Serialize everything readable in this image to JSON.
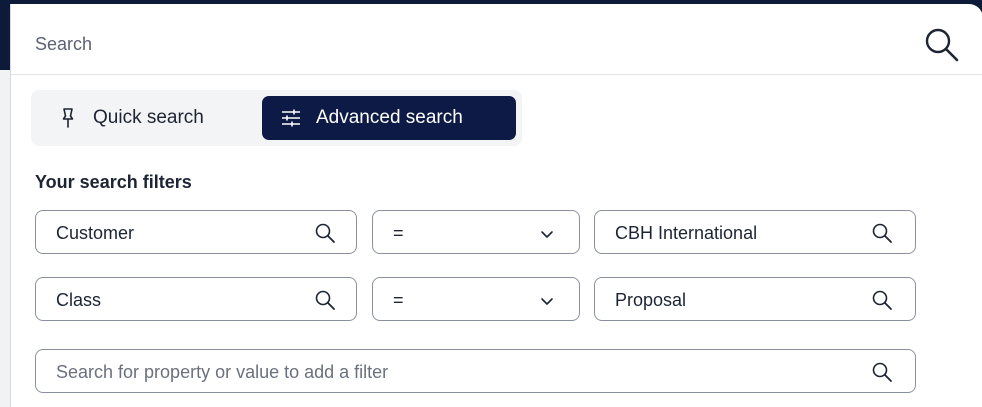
{
  "search": {
    "placeholder": "Search"
  },
  "mode_toggle": {
    "quick_label": "Quick search",
    "advanced_label": "Advanced search",
    "active": "Advanced search"
  },
  "filters": {
    "heading": "Your search filters",
    "rows": [
      {
        "property": "Customer",
        "operator": "=",
        "value": "CBH International"
      },
      {
        "property": "Class",
        "operator": "=",
        "value": "Proposal"
      }
    ],
    "add_filter_placeholder": "Search for property or value to add a filter"
  },
  "icons": {
    "search": "search-icon",
    "quick": "pin-icon",
    "advanced": "sliders-icon",
    "dropdown": "chevron-down-icon"
  },
  "colors": {
    "accent": "#0d1a45",
    "border": "#8a909c",
    "toggle_bg": "#f3f4f6"
  }
}
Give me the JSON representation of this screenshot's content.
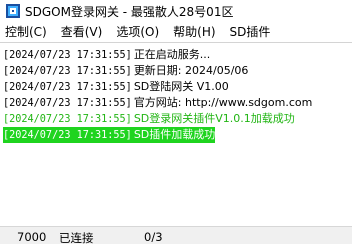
{
  "window": {
    "title": "SDGOM登录网关 - 最强散人28号01区"
  },
  "menu": {
    "items": [
      "控制(C)",
      "查看(V)",
      "选项(O)",
      "帮助(H)",
      "SD插件"
    ]
  },
  "log": {
    "lines": [
      {
        "ts": "[2024/07/23 17:31:55]",
        "msg": "正在启动服务...",
        "style": "normal"
      },
      {
        "ts": "[2024/07/23 17:31:55]",
        "msg": "更新日期: 2024/05/06",
        "style": "normal"
      },
      {
        "ts": "[2024/07/23 17:31:55]",
        "msg": "SD登陆网关 V1.00",
        "style": "normal"
      },
      {
        "ts": "[2024/07/23 17:31:55]",
        "msg": "官方网站: http://www.sdgom.com",
        "style": "normal"
      },
      {
        "ts": "[2024/07/23 17:31:55]",
        "msg": "SD登录网关插件V1.0.1加载成功",
        "style": "green"
      },
      {
        "ts": "[2024/07/23 17:31:55]",
        "msg": "SD插件加载成功",
        "style": "selected"
      }
    ]
  },
  "status": {
    "port": "7000",
    "connection": "已连接",
    "count": "0/3"
  },
  "colors": {
    "success_text": "#22b514",
    "highlight": "#1fd41f"
  }
}
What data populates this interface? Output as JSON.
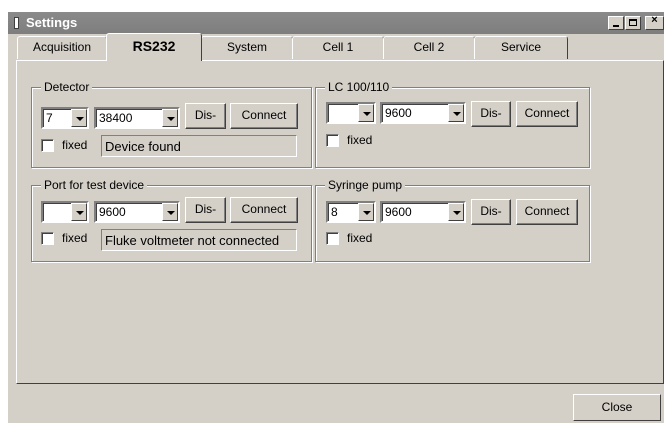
{
  "window": {
    "title": "Settings"
  },
  "tabs": [
    {
      "label": "Acquisition"
    },
    {
      "label": "RS232",
      "active": true
    },
    {
      "label": "System"
    },
    {
      "label": "Cell 1"
    },
    {
      "label": "Cell 2"
    },
    {
      "label": "Service"
    }
  ],
  "groups": {
    "detector": {
      "title": "Detector",
      "port": "7",
      "baud": "38400",
      "disconnect_label": "Dis-",
      "connect_label": "Connect",
      "fixed_label": "fixed",
      "fixed_checked": false,
      "status": "Device found"
    },
    "lc": {
      "title": "LC 100/110",
      "port": "",
      "baud": "9600",
      "disconnect_label": "Dis-",
      "connect_label": "Connect",
      "fixed_label": "fixed",
      "fixed_checked": false
    },
    "test_device": {
      "title": "Port for test device",
      "port": "",
      "baud": "9600",
      "disconnect_label": "Dis-",
      "connect_label": "Connect",
      "fixed_label": "fixed",
      "fixed_checked": false,
      "status": "Fluke voltmeter not connected"
    },
    "syringe": {
      "title": "Syringe pump",
      "port": "8",
      "baud": "9600",
      "disconnect_label": "Dis-",
      "connect_label": "Connect",
      "fixed_label": "fixed",
      "fixed_checked": false
    }
  },
  "footer": {
    "close_label": "Close"
  },
  "icons": {
    "window": "window-icon",
    "minimize": "minimize-icon",
    "maximize": "maximize-icon",
    "close": "close-icon",
    "dropdown": "chevron-down-icon"
  }
}
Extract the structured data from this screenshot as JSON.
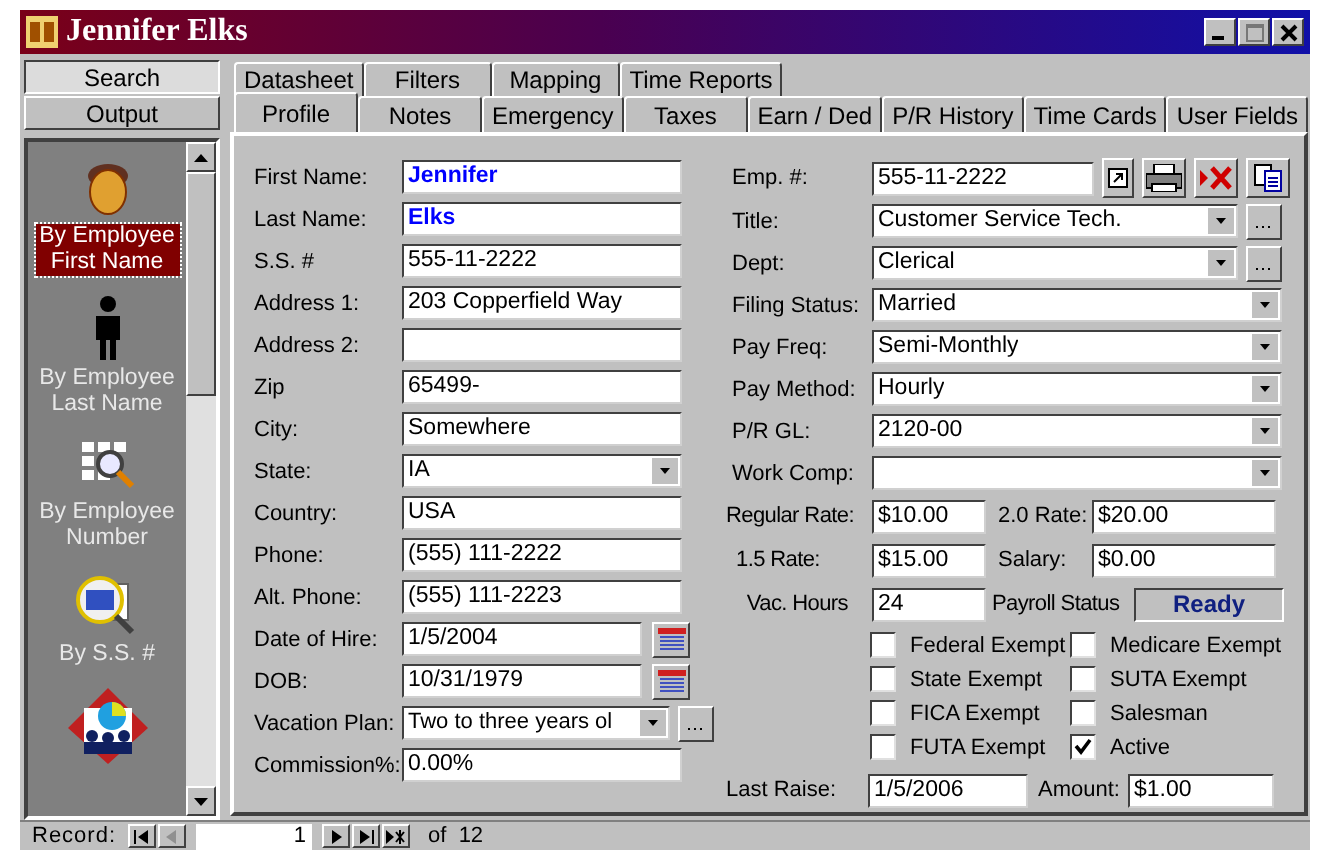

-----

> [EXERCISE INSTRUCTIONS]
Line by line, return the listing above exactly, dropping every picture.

> [RESPONSE TO THE EXERCISE]
Serialize everything readable in this image to JSON.
{
  "search": {
    "placeholder": "Search"
  },
  "mode_toggle": {
    "quick_label": "Quick search",
    "advanced_label": "Advanced search",
    "active": "Advanced search"
  },
  "filters": {
    "heading": "Your search filters",
    "rows": [
      {
        "property": "Customer",
        "operator": "=",
        "value": "CBH International"
      },
      {
        "property": "Class",
        "operator": "=",
        "value": "Proposal"
      }
    ],
    "add_filter_placeholder": "Search for property or value to add a filter"
  },
  "icons": {
    "search": "search-icon",
    "quick": "pin-icon",
    "advanced": "sliders-icon",
    "dropdown": "chevron-down-icon"
  },
  "colors": {
    "accent": "#0d1a45",
    "border": "#8a909c",
    "toggle_bg": "#f3f4f6"
  }
}
Give me the JSON representation of this screenshot's content.
{
  "window": {
    "title": "SDGOM登录网关 - 最强散人28号01区"
  },
  "menu": {
    "items": [
      "控制(C)",
      "查看(V)",
      "选项(O)",
      "帮助(H)",
      "SD插件"
    ]
  },
  "log": {
    "lines": [
      {
        "ts": "[2024/07/23 17:31:55]",
        "msg": "正在启动服务...",
        "style": "normal"
      },
      {
        "ts": "[2024/07/23 17:31:55]",
        "msg": "更新日期: 2024/05/06",
        "style": "normal"
      },
      {
        "ts": "[2024/07/23 17:31:55]",
        "msg": "SD登陆网关 V1.00",
        "style": "normal"
      },
      {
        "ts": "[2024/07/23 17:31:55]",
        "msg": "官方网站: http://www.sdgom.com",
        "style": "normal"
      },
      {
        "ts": "[2024/07/23 17:31:55]",
        "msg": "SD登录网关插件V1.0.1加载成功",
        "style": "green"
      },
      {
        "ts": "[2024/07/23 17:31:55]",
        "msg": "SD插件加载成功",
        "style": "selected"
      }
    ]
  },
  "status": {
    "port": "7000",
    "connection": "已连接",
    "count": "0/3"
  },
  "colors": {
    "success_text": "#22b514",
    "highlight": "#1fd41f"
  }
}
What data populates this interface? Output as JSON.
{
  "window": {
    "title": "Settings"
  },
  "tabs": [
    {
      "label": "Acquisition"
    },
    {
      "label": "RS232",
      "active": true
    },
    {
      "label": "System"
    },
    {
      "label": "Cell 1"
    },
    {
      "label": "Cell 2"
    },
    {
      "label": "Service"
    }
  ],
  "groups": {
    "detector": {
      "title": "Detector",
      "port": "7",
      "baud": "38400",
      "disconnect_label": "Dis-",
      "connect_label": "Connect",
      "fixed_label": "fixed",
      "fixed_checked": false,
      "status": "Device found"
    },
    "lc": {
      "title": "LC 100/110",
      "port": "",
      "baud": "9600",
      "disconnect_label": "Dis-",
      "connect_label": "Connect",
      "fixed_label": "fixed",
      "fixed_checked": false
    },
    "test_device": {
      "title": "Port for test device",
      "port": "",
      "baud": "9600",
      "disconnect_label": "Dis-",
      "connect_label": "Connect",
      "fixed_label": "fixed",
      "fixed_checked": false,
      "status": "Fluke voltmeter not connected"
    },
    "syringe": {
      "title": "Syringe pump",
      "port": "8",
      "baud": "9600",
      "disconnect_label": "Dis-",
      "connect_label": "Connect",
      "fixed_label": "fixed",
      "fixed_checked": false
    }
  },
  "footer": {
    "close_label": "Close"
  },
  "icons": {
    "window": "window-icon",
    "minimize": "minimize-icon",
    "maximize": "maximize-icon",
    "close": "close-icon",
    "dropdown": "chevron-down-icon"
  }
}
Extract the structured data from this screenshot as JSON.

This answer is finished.